By Christopher Herring
During a contentious debate, the Arizona Republican Party’s executive committee rejected a proposal to close future primaries to independents.
Although there are good faith arguments in favor of limiting participation to Republicans only, the perception, and most importantly, the financial cost, outweighed any potential benefits.
In 1998, voters approved a measure that allowed independents to vote in the primary of any recognized party. Now part of the Arizona Constitution, the law initially conceived by a Republican controlled legislature, would likely be defended by the Arizona’s Attorney General’s office, greatly increasing the financial cost and risk to an already budget strapped political cycle where every dollar counts.
A significant obstacle to the party is the notion that Republicans support the rule of law and the Arizona Constitution. Suing the state to not administer its constitution isn’t the best headline for the party. Another significant challenge would be that the state party would have to show a severe burden is caused by independents voting in Republican primaries. Specifically that independents voting changed the ideological outcomes of elections in a manner significant enough to overturn the will of the voters to keep the primary open. In the most recent elections, independents have not voted in high numbers in party primaries and the case can be made that Arizona Republicans are more conservative than they have ever been on fiscal and social issues. Proving a severe burden would be a large task for the party’s attorneys.
In fact, every scenario discussed to close the primaries were fraught with risk. Whether it was a lawsuit, assuming the financial obligation of administering the entire primary, or funding a lawsuit to close the primary, the cost would be shouldered by all Republicans with no guarantee of success and a likelihood of failure.

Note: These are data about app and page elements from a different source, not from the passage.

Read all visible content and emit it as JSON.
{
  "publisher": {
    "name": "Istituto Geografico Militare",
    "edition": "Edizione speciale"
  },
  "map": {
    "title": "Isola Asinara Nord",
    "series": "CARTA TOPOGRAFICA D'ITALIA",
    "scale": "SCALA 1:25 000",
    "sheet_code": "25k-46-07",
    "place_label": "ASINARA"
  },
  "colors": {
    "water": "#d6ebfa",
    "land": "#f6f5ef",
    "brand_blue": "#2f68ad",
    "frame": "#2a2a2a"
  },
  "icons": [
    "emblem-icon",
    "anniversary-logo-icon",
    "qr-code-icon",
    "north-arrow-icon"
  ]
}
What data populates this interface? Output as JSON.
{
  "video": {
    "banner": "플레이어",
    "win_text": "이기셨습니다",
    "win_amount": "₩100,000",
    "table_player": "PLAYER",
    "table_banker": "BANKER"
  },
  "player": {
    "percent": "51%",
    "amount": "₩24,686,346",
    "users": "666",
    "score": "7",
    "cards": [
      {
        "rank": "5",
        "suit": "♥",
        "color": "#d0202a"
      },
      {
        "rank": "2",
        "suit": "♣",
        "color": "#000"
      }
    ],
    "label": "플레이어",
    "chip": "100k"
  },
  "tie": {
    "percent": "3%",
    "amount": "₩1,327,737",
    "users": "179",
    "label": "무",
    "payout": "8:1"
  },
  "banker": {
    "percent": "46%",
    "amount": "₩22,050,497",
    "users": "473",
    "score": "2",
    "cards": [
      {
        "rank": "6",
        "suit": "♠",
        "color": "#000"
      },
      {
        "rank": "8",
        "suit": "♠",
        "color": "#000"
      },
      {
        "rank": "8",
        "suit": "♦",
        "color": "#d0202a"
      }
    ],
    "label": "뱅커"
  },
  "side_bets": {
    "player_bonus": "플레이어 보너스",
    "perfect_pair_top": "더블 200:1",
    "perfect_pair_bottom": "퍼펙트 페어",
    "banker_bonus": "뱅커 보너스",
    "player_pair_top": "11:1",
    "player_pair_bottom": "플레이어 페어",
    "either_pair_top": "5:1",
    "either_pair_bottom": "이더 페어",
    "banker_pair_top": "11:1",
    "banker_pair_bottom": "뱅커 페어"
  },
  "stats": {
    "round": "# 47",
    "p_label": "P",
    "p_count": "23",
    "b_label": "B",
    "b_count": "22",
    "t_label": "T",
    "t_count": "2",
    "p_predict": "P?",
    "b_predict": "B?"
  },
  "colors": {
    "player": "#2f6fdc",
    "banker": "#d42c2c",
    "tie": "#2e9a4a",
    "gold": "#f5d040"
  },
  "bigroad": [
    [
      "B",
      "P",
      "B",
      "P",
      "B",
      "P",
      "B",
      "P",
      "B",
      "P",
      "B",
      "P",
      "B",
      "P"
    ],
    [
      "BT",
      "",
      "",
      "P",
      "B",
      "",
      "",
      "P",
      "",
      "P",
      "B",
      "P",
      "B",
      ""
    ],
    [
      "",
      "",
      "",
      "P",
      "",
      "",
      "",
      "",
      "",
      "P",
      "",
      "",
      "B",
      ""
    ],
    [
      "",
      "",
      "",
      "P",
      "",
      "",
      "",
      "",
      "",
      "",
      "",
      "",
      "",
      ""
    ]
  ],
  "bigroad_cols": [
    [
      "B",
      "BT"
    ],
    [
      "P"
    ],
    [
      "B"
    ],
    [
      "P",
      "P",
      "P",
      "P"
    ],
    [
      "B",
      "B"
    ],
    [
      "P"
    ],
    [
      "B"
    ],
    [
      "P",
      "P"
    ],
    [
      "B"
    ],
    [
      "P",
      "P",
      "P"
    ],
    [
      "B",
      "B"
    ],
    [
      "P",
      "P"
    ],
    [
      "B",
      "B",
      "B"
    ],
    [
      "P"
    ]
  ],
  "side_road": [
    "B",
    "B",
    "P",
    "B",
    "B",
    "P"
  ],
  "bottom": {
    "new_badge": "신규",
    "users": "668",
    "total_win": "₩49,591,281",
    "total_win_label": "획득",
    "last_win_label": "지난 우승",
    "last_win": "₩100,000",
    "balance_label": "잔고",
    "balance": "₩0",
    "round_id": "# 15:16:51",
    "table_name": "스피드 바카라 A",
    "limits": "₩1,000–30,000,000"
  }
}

The singular criticism surrounding the partially open primary is the moderating effect it creates on Republican elections. Although independents are growing in America and in Arizona, Republicans continue to enjoy a significant voter registration advantage over the Democratic Party and continue to hold onto every major statewide elected office. Judging by the lack of moderate or liberal Republicans holding statewide offices, it is difficult to prove that the small number of independents are gaming the Republican primary.
If there is a real fear in closing the primary outside of costs, it is alienating Arizona’s right leaning independents. In fact, as independents continue to grow, the Republicans cannot simply ignore their growing influence but must be continually active in persuading them that their principles are aligned with traditional party beliefs. Many independents describe themselves as conservatives but simply don’t want the label of Republican.
The state executive committee made the right call to not divert resources away from the continued march of winning elections and enacting conservative policies by embarking on long and expensive lawsuits with no guarantee of success. Arizona’s Republican Party consists of a diverse group of voters, fighting for conservative principles that make our lives better every day. The Party, under the leadership of Robert Graham, should continue to focus on what it is doing well, winning short term victories and building long term relationships to enhance the Republican brand in Arizona.
Christopher Herring is the President of the Maricopa County Young Republican Professionals and member of the Arizona Republican Party Executive Committee.